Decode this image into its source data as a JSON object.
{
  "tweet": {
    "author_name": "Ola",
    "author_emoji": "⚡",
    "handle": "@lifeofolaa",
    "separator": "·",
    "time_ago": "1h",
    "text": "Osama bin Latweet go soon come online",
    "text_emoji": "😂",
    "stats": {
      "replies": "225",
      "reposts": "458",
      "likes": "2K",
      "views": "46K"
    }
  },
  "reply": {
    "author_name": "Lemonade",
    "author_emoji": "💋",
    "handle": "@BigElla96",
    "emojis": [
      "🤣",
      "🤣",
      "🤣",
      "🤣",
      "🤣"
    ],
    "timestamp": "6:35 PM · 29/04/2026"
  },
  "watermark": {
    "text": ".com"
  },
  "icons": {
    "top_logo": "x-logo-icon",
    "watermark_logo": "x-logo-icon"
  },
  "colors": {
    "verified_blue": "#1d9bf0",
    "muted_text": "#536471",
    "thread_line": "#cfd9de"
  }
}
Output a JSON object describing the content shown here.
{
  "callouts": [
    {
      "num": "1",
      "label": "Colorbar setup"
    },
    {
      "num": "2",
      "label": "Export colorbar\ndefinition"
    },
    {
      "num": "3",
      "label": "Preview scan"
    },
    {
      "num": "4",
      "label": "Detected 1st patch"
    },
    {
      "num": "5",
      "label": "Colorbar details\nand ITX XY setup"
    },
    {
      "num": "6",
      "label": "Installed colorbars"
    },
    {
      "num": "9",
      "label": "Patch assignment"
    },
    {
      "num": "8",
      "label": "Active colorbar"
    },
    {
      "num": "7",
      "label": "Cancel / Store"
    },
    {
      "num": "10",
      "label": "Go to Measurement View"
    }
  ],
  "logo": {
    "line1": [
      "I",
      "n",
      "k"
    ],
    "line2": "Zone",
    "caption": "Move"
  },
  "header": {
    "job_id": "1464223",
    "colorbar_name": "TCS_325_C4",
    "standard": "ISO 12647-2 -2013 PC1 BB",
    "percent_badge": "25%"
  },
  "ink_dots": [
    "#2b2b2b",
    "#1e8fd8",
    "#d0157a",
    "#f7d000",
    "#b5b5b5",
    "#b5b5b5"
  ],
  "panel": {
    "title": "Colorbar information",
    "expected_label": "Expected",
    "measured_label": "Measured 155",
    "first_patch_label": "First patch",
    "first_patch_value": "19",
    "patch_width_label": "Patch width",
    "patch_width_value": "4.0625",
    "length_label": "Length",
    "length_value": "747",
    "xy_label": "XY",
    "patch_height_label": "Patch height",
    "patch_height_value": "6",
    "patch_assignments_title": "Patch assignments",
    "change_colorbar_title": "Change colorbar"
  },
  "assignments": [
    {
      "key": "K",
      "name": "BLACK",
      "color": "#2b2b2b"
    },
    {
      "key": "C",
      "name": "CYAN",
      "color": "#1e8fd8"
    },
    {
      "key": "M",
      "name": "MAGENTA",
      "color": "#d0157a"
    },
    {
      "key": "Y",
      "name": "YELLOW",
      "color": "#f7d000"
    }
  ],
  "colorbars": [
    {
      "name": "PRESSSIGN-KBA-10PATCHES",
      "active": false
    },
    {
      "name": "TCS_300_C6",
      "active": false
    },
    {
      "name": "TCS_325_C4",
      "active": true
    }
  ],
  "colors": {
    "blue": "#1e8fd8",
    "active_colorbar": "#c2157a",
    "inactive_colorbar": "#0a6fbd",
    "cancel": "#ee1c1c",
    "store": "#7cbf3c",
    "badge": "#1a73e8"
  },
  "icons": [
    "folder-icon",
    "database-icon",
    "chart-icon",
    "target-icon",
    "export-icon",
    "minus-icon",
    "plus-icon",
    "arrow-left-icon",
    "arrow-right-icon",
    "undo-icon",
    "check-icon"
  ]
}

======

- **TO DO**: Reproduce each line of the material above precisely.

- **PROBLEM SOLUTION**:
Decode this image into its source data as a JSON object.
{
  "tweet": {
    "author_name": "Ola",
    "author_emoji": "⚡",
    "handle": "@lifeofolaa",
    "separator": "·",
    "time_ago": "1h",
    "text": "Osama bin Latweet go soon come online",
    "text_emoji": "😂",
    "stats": {
      "replies": "225",
      "reposts": "458",
      "likes": "2K",
      "views": "46K"
    }
  },
  "reply": {
    "author_name": "Lemonade",
    "author_emoji": "💋",
    "handle": "@BigElla96",
    "emojis": [
      "🤣",
      "🤣",
      "🤣",
      "🤣",
      "🤣"
    ],
    "timestamp": "6:35 PM · 29/04/2026"
  },
  "watermark": {
    "text": ".com"
  },
  "icons": {
    "top_logo": "x-logo-icon",
    "watermark_logo": "x-logo-icon"
  },
  "colors": {
    "verified_blue": "#1d9bf0",
    "muted_text": "#536471",
    "thread_line": "#cfd9de"
  }
}
Output a JSON object describing the content shown here.
{
  "callouts": [
    {
      "num": "1",
      "label": "Colorbar setup"
    },
    {
      "num": "2",
      "label": "Export colorbar\ndefinition"
    },
    {
      "num": "3",
      "label": "Preview scan"
    },
    {
      "num": "4",
      "label": "Detected 1st patch"
    },
    {
      "num": "5",
      "label": "Colorbar details\nand ITX XY setup"
    },
    {
      "num": "6",
      "label": "Installed colorbars"
    },
    {
      "num": "9",
      "label": "Patch assignment"
    },
    {
      "num": "8",
      "label": "Active colorbar"
    },
    {
      "num": "7",
      "label": "Cancel / Store"
    },
    {
      "num": "10",
      "label": "Go to Measurement View"
    }
  ],
  "logo": {
    "line1": [
      "I",
      "n",
      "k"
    ],
    "line2": "Zone",
    "caption": "Move"
  },
  "header": {
    "job_id": "1464223",
    "colorbar_name": "TCS_325_C4",
    "standard": "ISO 12647-2 -2013 PC1 BB",
    "percent_badge": "25%"
  },
  "ink_dots": [
    "#2b2b2b",
    "#1e8fd8",
    "#d0157a",
    "#f7d000",
    "#b5b5b5",
    "#b5b5b5"
  ],
  "panel": {
    "title": "Colorbar information",
    "expected_label": "Expected",
    "measured_label": "Measured 155",
    "first_patch_label": "First patch",
    "first_patch_value": "19",
    "patch_width_label": "Patch width",
    "patch_width_value": "4.0625",
    "length_label": "Length",
    "length_value": "747",
    "xy_label": "XY",
    "patch_height_label": "Patch height",
    "patch_height_value": "6",
    "patch_assignments_title": "Patch assignments",
    "change_colorbar_title": "Change colorbar"
  },
  "assignments": [
    {
      "key": "K",
      "name": "BLACK",
      "color": "#2b2b2b"
    },
    {
      "key": "C",
      "name": "CYAN",
      "color": "#1e8fd8"
    },
    {
      "key": "M",
      "name": "MAGENTA",
      "color": "#d0157a"
    },
    {
      "key": "Y",
      "name": "YELLOW",
      "color": "#f7d000"
    }
  ],
  "colorbars": [
    {
      "name": "PRESSSIGN-KBA-10PATCHES",
      "active": false
    },
    {
      "name": "TCS_300_C6",
      "active": false
    },
    {
      "name": "TCS_325_C4",
      "active": true
    }
  ],
  "colors": {
    "blue": "#1e8fd8",
    "active_colorbar": "#c2157a",
    "inactive_colorbar": "#0a6fbd",
    "cancel": "#ee1c1c",
    "store": "#7cbf3c",
    "badge": "#1a73e8"
  },
  "icons": [
    "folder-icon",
    "database-icon",
    "chart-icon",
    "target-icon",
    "export-icon",
    "minus-icon",
    "plus-icon",
    "arrow-left-icon",
    "arrow-right-icon",
    "undo-icon",
    "check-icon"
  ]
}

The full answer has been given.